conservative Victorian, but a thorough gentleman. I was shown his personal jewels; these were exhibited in several glass cases, and I understand
there were 2000 of them. Most were Founder's Jewels, as during his term as Grand Secretary, 25 years, he was usually a Founding Member of
new Lodges. When visiting one of these, he only wore one jewel, the Founder's Jewel of that particular Lodge.
2. I visited the New Era Mark Lodge, London. This was a Jewish Lodge and I noticed a cap was placed on the Candidate's head during his
3. I also visited the Principea R.A. Chapter, London. There were present the Three Principals and Scribe with myself. Two Principals and Scribe
were in uniform on home service. They held their meetings regularly and during the war, at each meeting subscribed £10, which went to their
various members, all officers, in turn, to provide comforts for their respective men. All members of this Chapter were big builders, after the style of
the Fletcher Construction Co.
4. Walking through Bradford on Avon, I passed the local Lodge Room, Friendship and Unity Lodge No.1271, and introduced myself to the Tyler,
who showed me two rather interesting things. On each side of the Master's chair stood a brass vase, about 5ft. high and about 15in. in diameter.
These were acquired, probably loot, in India during the Sikh War, by one of their members and later presented to the Lodge. The other item was a

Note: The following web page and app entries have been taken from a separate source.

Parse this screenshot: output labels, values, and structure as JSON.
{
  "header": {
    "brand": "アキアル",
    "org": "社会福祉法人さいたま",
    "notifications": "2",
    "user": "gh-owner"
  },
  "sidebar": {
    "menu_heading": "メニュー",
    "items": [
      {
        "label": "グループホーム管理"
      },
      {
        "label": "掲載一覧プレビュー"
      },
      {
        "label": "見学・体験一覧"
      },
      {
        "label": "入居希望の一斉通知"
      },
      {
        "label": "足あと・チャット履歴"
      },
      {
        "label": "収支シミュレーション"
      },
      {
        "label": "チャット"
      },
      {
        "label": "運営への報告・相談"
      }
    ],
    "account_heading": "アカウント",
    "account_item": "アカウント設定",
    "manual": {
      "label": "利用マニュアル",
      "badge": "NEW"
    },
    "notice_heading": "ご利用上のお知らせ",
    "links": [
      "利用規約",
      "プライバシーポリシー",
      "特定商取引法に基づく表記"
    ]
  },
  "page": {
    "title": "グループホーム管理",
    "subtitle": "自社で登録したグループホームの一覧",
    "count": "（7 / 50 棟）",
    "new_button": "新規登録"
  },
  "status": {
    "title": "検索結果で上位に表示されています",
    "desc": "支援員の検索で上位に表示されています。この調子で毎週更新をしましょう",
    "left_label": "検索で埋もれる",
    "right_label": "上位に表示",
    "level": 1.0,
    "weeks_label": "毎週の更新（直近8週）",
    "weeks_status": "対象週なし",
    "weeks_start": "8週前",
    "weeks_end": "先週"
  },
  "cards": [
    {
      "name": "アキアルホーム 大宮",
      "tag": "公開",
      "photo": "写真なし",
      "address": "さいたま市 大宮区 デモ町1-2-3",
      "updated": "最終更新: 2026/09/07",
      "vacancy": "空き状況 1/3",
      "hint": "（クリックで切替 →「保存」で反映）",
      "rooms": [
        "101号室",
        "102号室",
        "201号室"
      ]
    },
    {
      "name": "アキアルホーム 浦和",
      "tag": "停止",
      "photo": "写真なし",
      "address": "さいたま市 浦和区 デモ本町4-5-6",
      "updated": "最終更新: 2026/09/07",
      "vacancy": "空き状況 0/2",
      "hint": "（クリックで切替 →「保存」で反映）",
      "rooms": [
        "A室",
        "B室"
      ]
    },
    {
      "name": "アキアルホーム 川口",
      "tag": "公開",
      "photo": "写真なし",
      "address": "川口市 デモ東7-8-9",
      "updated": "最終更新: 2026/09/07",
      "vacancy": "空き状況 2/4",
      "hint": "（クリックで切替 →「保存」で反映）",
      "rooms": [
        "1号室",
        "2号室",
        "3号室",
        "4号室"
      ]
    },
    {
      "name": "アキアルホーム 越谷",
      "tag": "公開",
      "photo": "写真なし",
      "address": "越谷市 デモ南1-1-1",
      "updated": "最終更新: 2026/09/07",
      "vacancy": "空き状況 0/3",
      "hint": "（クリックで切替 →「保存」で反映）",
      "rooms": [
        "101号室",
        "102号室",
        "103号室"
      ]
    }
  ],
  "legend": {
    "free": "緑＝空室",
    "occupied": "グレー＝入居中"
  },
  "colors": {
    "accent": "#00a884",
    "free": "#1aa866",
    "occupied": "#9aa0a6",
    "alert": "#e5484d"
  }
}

pair of horn lanterns outside the entrance. Some years ago a brother complained of the dark entrance and bequeathed a sum of money to provide
light. This took the form of the lanterns to be lighted at each meeting for all time. So now the Tyler duly lights the candles and then turns on a
modern electric light!
5. I also inspected in this town the best surviving Tythe Barn in England. This is built of stone with a stone roof. The Barn dates from early in the
14th century. The walls at the ends are 4ft and the side walls 2ft thick. The oak roof beams are curved with the ends let into the stone walls to
minimise the lateral thrust The barn measures 39ft to the apices. Most of the stone in the building still shows the building masons' marks. Every
visitor who is a Mark Mason seems to have put his mark on the wall somewhere, including my own, and the result is a rather startling masonic
Now to come nearer home. It is not generally known that when St. Paul's, Symonds Street, Chancel was built, it was wood, but rebuilt in stone in
1980, that a stone from each of four English Cathedrals was incorporated. They are placed on the stone wall between the Choir and the Nave, two
on each side. Canon Watson, the then vicar, was personally acquainted with the Deans of the Cathedrals mentioned, and through his efforts and
their good offices, the stones were obtained. Each stone has a small brass plate beside it giving particulars and stating that it was presented by
the Dean and Chapter of the Cathedral concerned.
The North Stone is from Westminster Abbey, and bears the original 14th century Mason's "Banker Mark”. It is plain oblong, about 12in by 9in high
with the mark on the front. The North Central Stone is a Norman Capitol from Canterbury Cathedral, believed to be from St. Andrew's Chapel. The
top is about l3in. and the bottom 8in and carved. Across the aisle the south central stone is 22in by 7in wide, broken of capitols on top. This came
from the Church of which remains are still to be seen in the Crypt of York Minster, built by Archbishop Roger L'Eveque, 1154 to 1181. The south
stone is a carved Portland Stone from the cornice under the Dome of St. Paul's, London. It is 13in wide and 14in high, with what looks like a Tudor
Rose in the carved centre.
Now Brethren, as an Englishman born in New Zealand, I realise that we in New Zealand have not the traditions and monuments of the Mother
Land. I am therefore very happy to bring to your notice these stones which are the beginning, I hope, of all similar ties between our Churches and
those of England. That is why, and I crave your indulgence for bringing them into this short paper.
SOURCE: UML V8 n14 p12-13